(Beginning of Records supplied)

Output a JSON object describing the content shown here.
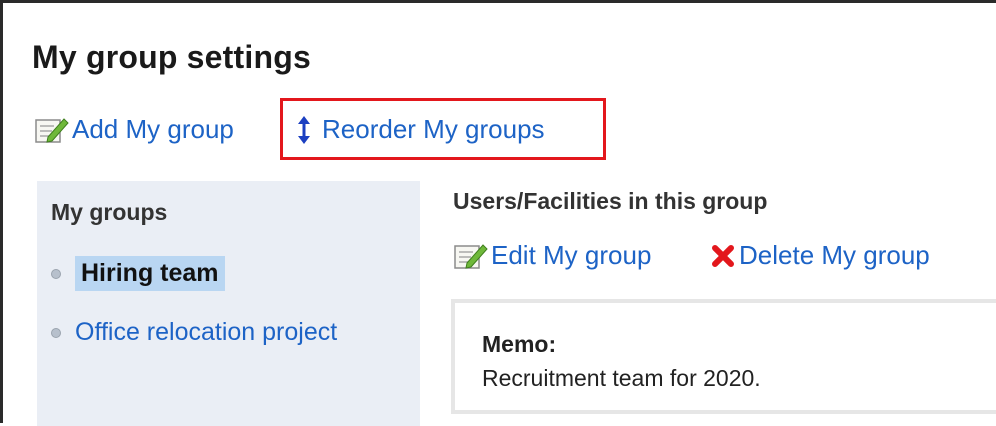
{
  "page": {
    "title": "My group settings"
  },
  "toolbar": {
    "add_label": "Add My group",
    "add_icon": "edit-note-icon",
    "reorder_label": "Reorder My groups",
    "reorder_icon": "up-down-arrow-icon",
    "highlight_color": "#e3171c"
  },
  "sidebar": {
    "title": "My groups",
    "items": [
      {
        "label": "Hiring team",
        "selected": true
      },
      {
        "label": "Office relocation project",
        "selected": false
      }
    ]
  },
  "main": {
    "section_title": "Users/Facilities in this group",
    "edit_label": "Edit My group",
    "edit_icon": "edit-note-icon",
    "delete_label": "Delete My group",
    "delete_icon": "red-x-icon",
    "memo": {
      "label": "Memo:",
      "text": "Recruitment team for 2020."
    }
  },
  "colors": {
    "link": "#1d63c6",
    "sidebar_bg": "#eaeef5",
    "selected_bg": "#b9d6f2",
    "delete_icon": "#e3171c"
  }
}
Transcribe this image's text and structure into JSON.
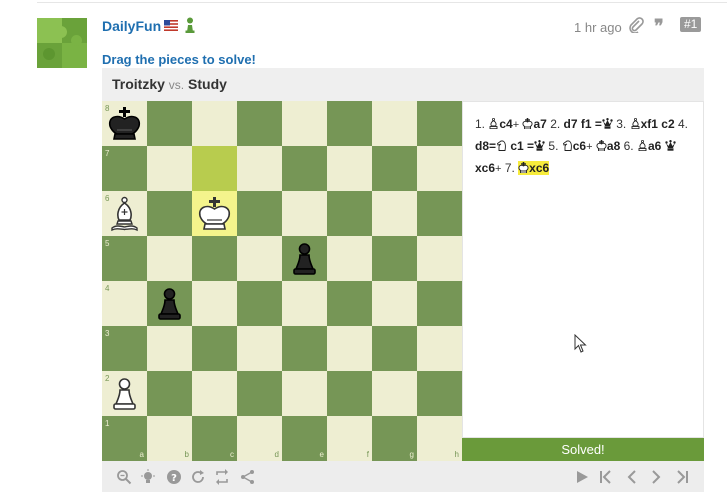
{
  "post": {
    "username": "DailyFun",
    "timestamp": "1 hr ago",
    "badge": "#1",
    "prompt": "Drag the pieces to solve!"
  },
  "game": {
    "white": "Troitzky",
    "vs": "vs.",
    "black": "Study"
  },
  "board": {
    "files": [
      "a",
      "b",
      "c",
      "d",
      "e",
      "f",
      "g",
      "h"
    ],
    "ranks": [
      "8",
      "7",
      "6",
      "5",
      "4",
      "3",
      "2",
      "1"
    ],
    "light_color": "#eeeed2",
    "dark_color": "#769656",
    "highlight_from": "#b8cc4e",
    "highlight_to": "#f4f48c",
    "pieces": [
      {
        "square": "a8",
        "piece": "king",
        "color": "black"
      },
      {
        "square": "a6",
        "piece": "bishop",
        "color": "white"
      },
      {
        "square": "c6",
        "piece": "king",
        "color": "white"
      },
      {
        "square": "e5",
        "piece": "pawn",
        "color": "black"
      },
      {
        "square": "b4",
        "piece": "pawn",
        "color": "black"
      },
      {
        "square": "a2",
        "piece": "pawn",
        "color": "white"
      }
    ]
  },
  "moves": [
    {
      "num": "1.",
      "icon": "bishop",
      "text": "c4",
      "suffix": "+"
    },
    {
      "num": "",
      "icon": "king",
      "text": "a7",
      "suffix": ""
    },
    {
      "num": "2.",
      "icon": "",
      "text": "d7",
      "suffix": ""
    },
    {
      "num": "",
      "icon": "",
      "text": "f1 =",
      "suffix": "",
      "promo": "queen"
    },
    {
      "num": "3.",
      "icon": "bishop",
      "text": "xf1",
      "suffix": ""
    },
    {
      "num": "",
      "icon": "",
      "text": "c2",
      "suffix": ""
    },
    {
      "num": "4.",
      "icon": "",
      "text": "d8=",
      "suffix": "",
      "promo": "knight"
    },
    {
      "num": "",
      "icon": "",
      "text": "c1 =",
      "suffix": "",
      "promo": "queen"
    },
    {
      "num": "5.",
      "icon": "knight",
      "text": "c6",
      "suffix": "+"
    },
    {
      "num": "",
      "icon": "king",
      "text": "a8",
      "suffix": ""
    },
    {
      "num": "6.",
      "icon": "bishop",
      "text": "a6",
      "suffix": ""
    },
    {
      "num": "",
      "icon": "queen",
      "text": "xc6",
      "suffix": "+"
    },
    {
      "num": "7.",
      "icon": "king",
      "text": "xc6",
      "suffix": "",
      "highlight": true
    }
  ],
  "status": "Solved!",
  "colors": {
    "link": "#1f6fb0",
    "solved_bar": "#6a9a3a",
    "move_highlight": "#f7ec3c"
  }
}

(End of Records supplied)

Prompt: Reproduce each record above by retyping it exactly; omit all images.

Result for this exercise:
Output a JSON object describing the content shown here.
{
  "page": {
    "title": "My group settings"
  },
  "toolbar": {
    "add_label": "Add My group",
    "add_icon": "edit-note-icon",
    "reorder_label": "Reorder My groups",
    "reorder_icon": "up-down-arrow-icon",
    "highlight_color": "#e3171c"
  },
  "sidebar": {
    "title": "My groups",
    "items": [
      {
        "label": "Hiring team",
        "selected": true
      },
      {
        "label": "Office relocation project",
        "selected": false
      }
    ]
  },
  "main": {
    "section_title": "Users/Facilities in this group",
    "edit_label": "Edit My group",
    "edit_icon": "edit-note-icon",
    "delete_label": "Delete My group",
    "delete_icon": "red-x-icon",
    "memo": {
      "label": "Memo:",
      "text": "Recruitment team for 2020."
    }
  },
  "colors": {
    "link": "#1d63c6",
    "sidebar_bg": "#eaeef5",
    "selected_bg": "#b9d6f2",
    "delete_icon": "#e3171c"
  }
}
Transcribe this image's text and structure into JSON.
{
  "post": {
    "username": "DailyFun",
    "timestamp": "1 hr ago",
    "badge": "#1",
    "prompt": "Drag the pieces to solve!"
  },
  "game": {
    "white": "Troitzky",
    "vs": "vs.",
    "black": "Study"
  },
  "board": {
    "files": [
      "a",
      "b",
      "c",
      "d",
      "e",
      "f",
      "g",
      "h"
    ],
    "ranks": [
      "8",
      "7",
      "6",
      "5",
      "4",
      "3",
      "2",
      "1"
    ],
    "light_color": "#eeeed2",
    "dark_color": "#769656",
    "highlight_from": "#b8cc4e",
    "highlight_to": "#f4f48c",
    "pieces": [
      {
        "square": "a8",
        "piece": "king",
        "color": "black"
      },
      {
        "square": "a6",
        "piece": "bishop",
        "color": "white"
      },
      {
        "square": "c6",
        "piece": "king",
        "color": "white"
      },
      {
        "square": "e5",
        "piece": "pawn",
        "color": "black"
      },
      {
        "square": "b4",
        "piece": "pawn",
        "color": "black"
      },
      {
        "square": "a2",
        "piece": "pawn",
        "color": "white"
      }
    ]
  },
  "moves": [
    {
      "num": "1.",
      "icon": "bishop",
      "text": "c4",
      "suffix": "+"
    },
    {
      "num": "",
      "icon": "king",
      "text": "a7",
      "suffix": ""
    },
    {
      "num": "2.",
      "icon": "",
      "text": "d7",
      "suffix": ""
    },
    {
      "num": "",
      "icon": "",
      "text": "f1 =",
      "suffix": "",
      "promo": "queen"
    },
    {
      "num": "3.",
      "icon": "bishop",
      "text": "xf1",
      "suffix": ""
    },
    {
      "num": "",
      "icon": "",
      "text": "c2",
      "suffix": ""
    },
    {
      "num": "4.",
      "icon": "",
      "text": "d8=",
      "suffix": "",
      "promo": "knight"
    },
    {
      "num": "",
      "icon": "",
      "text": "c1 =",
      "suffix": "",
      "promo": "queen"
    },
    {
      "num": "5.",
      "icon": "knight",
      "text": "c6",
      "suffix": "+"
    },
    {
      "num": "",
      "icon": "king",
      "text": "a8",
      "suffix": ""
    },
    {
      "num": "6.",
      "icon": "bishop",
      "text": "a6",
      "suffix": ""
    },
    {
      "num": "",
      "icon": "queen",
      "text": "xc6",
      "suffix": "+"
    },
    {
      "num": "7.",
      "icon": "king",
      "text": "xc6",
      "suffix": "",
      "highlight": true
    }
  ],
  "status": "Solved!",
  "colors": {
    "link": "#1f6fb0",
    "solved_bar": "#6a9a3a",
    "move_highlight": "#f7ec3c"
  }
}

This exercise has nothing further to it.